►

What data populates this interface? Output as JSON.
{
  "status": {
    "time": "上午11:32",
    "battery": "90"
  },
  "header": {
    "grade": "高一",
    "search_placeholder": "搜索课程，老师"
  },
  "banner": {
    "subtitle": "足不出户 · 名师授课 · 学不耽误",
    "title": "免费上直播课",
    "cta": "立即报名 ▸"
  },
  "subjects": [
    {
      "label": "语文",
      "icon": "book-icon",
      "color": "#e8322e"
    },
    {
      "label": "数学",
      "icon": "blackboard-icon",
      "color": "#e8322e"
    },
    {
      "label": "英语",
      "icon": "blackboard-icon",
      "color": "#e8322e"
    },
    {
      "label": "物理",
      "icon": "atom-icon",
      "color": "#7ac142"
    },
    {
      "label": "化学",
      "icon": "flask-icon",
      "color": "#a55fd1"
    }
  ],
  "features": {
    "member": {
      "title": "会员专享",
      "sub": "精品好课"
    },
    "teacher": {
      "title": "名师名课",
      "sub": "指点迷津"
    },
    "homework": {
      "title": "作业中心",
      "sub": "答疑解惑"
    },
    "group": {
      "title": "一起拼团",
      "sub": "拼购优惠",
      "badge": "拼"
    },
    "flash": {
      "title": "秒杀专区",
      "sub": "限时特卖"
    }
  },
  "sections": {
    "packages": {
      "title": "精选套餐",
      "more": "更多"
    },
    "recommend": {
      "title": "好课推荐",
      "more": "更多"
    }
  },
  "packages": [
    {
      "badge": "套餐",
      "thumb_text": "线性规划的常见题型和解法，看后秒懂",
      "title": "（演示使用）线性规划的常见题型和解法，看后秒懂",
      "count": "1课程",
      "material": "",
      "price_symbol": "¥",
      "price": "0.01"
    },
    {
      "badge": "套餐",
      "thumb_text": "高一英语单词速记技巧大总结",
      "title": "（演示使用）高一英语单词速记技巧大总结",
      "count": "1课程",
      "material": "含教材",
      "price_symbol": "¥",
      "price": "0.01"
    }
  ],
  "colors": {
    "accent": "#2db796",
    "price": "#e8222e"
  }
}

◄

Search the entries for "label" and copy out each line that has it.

      "label": "语文",
      "label": "数学",
      "label": "英语",
      "label": "物理",
      "label": "化学",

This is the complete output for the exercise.